Four years later, almost like fate, she was brought back to New York City to do residency. In 1989, the New York State Legislature enacted New York State Code 405 in response to the death of a patient in a New York City hospital, likely due to the mistake of a overworked and sleep deprived resident. This code, which only exists in the state of New York, limits the amount of work resident physicians can do to about 80 hours per week. When Attiya heard about this law, she knew that New York was the best place to do her residency.

Her experience in New York this time around was much better. She lived in the hospital housing in Borough Park, Brooklyn where she felt very comfortably safe in. While living here, she didn’t feel like she was in America because she was surrounded by so many immigrants. In 2010, the U.S. Census showed that the area she lived in was 11% white, 2% black, 60% hispanic, and 26% asian, which is similar to how she remembers it back in the 1990s. This was not like the America she was used to when she was living in Philadelphia. She says that “In Philadelphia everyone was white or black, but here there were so many immigrants.” Although she was busy working, it was easy to adapt to a city that is so accepting of immigrants. She was able to make many lifelong friends, not just with fellow resident physicians but also with the Chinese lady at the hair salon two avenues down and the Jewish pharmacist down the block. Most importantly, America gave her a good job that came with respect so it was easy to make a life here.

In the little free time Attiya had while doing residency and raising her children, she was able to explore New York City even more. From a young age she had an interest in art so the museums were her favorite place in the city. She especially found the Madame Tussauds Wax Museum and American Museum of Natural History very interesting. One of her favorite places to bring family visiting New York is the Statue of Liberty. Back in Kuwait there weren’t any museums or landmarks that interested her that much. Even in Philadelphia they “had a bell and that’s about it.” As a result she is very appreciative of the fascinating landmarks that New York has to offer. 

After residency, Attiya opened up her own practice across the street from the hospital where she did her residency and continues to live in the city. What she feels most fortunate about is being able to live in such a diverse and accepting city that has given her a good education to succeed in life. She says that life would be perfect in New York if the housing wasn’t so “old and small.” Attiya understands that “living in the city is a compromise because, although you are given so many opportunities to make good money, you are limited in terms of space to have a big house.” Nonetheless, she doesn’t regret her decision to come here at all. Over the decades of living here, New York has become her home and she can’t imagine herself living anywhere else.


“Documenting the Ravages of the 1980s Crack Epidemic.” Al Jazeera America, 

Holzman, I R, and S H Barnett. “The Bell Commission: Ethical Implications for the Training of Physicians.” The Mount Sinai Journal of Medicine, New York., U.S. National Library of Medicine, Mar. 2000,

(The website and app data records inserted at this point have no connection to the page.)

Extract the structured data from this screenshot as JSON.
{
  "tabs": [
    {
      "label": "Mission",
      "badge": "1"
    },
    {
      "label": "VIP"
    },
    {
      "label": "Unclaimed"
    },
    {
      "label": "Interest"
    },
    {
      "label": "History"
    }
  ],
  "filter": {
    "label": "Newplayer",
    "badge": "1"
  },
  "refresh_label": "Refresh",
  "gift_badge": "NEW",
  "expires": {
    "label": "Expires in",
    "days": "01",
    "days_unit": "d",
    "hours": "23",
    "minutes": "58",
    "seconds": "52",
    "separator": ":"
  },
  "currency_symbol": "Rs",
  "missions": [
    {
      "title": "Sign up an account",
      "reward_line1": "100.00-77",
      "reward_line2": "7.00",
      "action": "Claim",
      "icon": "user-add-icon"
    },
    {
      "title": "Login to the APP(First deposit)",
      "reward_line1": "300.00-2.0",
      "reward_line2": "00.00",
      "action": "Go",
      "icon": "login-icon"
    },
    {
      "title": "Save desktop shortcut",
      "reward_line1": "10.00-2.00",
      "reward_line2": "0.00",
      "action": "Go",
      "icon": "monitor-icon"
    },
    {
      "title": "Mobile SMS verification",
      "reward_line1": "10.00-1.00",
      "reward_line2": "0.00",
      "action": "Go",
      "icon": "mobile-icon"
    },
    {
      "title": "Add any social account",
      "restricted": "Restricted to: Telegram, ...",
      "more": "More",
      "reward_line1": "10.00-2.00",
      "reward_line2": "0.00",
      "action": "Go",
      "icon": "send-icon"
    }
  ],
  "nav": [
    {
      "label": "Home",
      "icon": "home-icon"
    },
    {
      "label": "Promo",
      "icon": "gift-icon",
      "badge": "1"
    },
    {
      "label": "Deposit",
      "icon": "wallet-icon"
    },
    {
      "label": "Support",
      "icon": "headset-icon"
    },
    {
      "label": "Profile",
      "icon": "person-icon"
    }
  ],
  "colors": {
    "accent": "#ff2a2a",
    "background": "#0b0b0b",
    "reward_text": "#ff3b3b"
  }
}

“Mapping America: Every City, Every Block.” The New York Times, The New York Times, 13 Dec. 2010,

Ochsenwald, William L., and John Duke Anthony. “Kuwait.” Encyclopædia Britannica, Encyclopædia Britannica, Inc., 19 Apr. 2018,

“West Philadelphia High School.” Niche, 17 May 2016,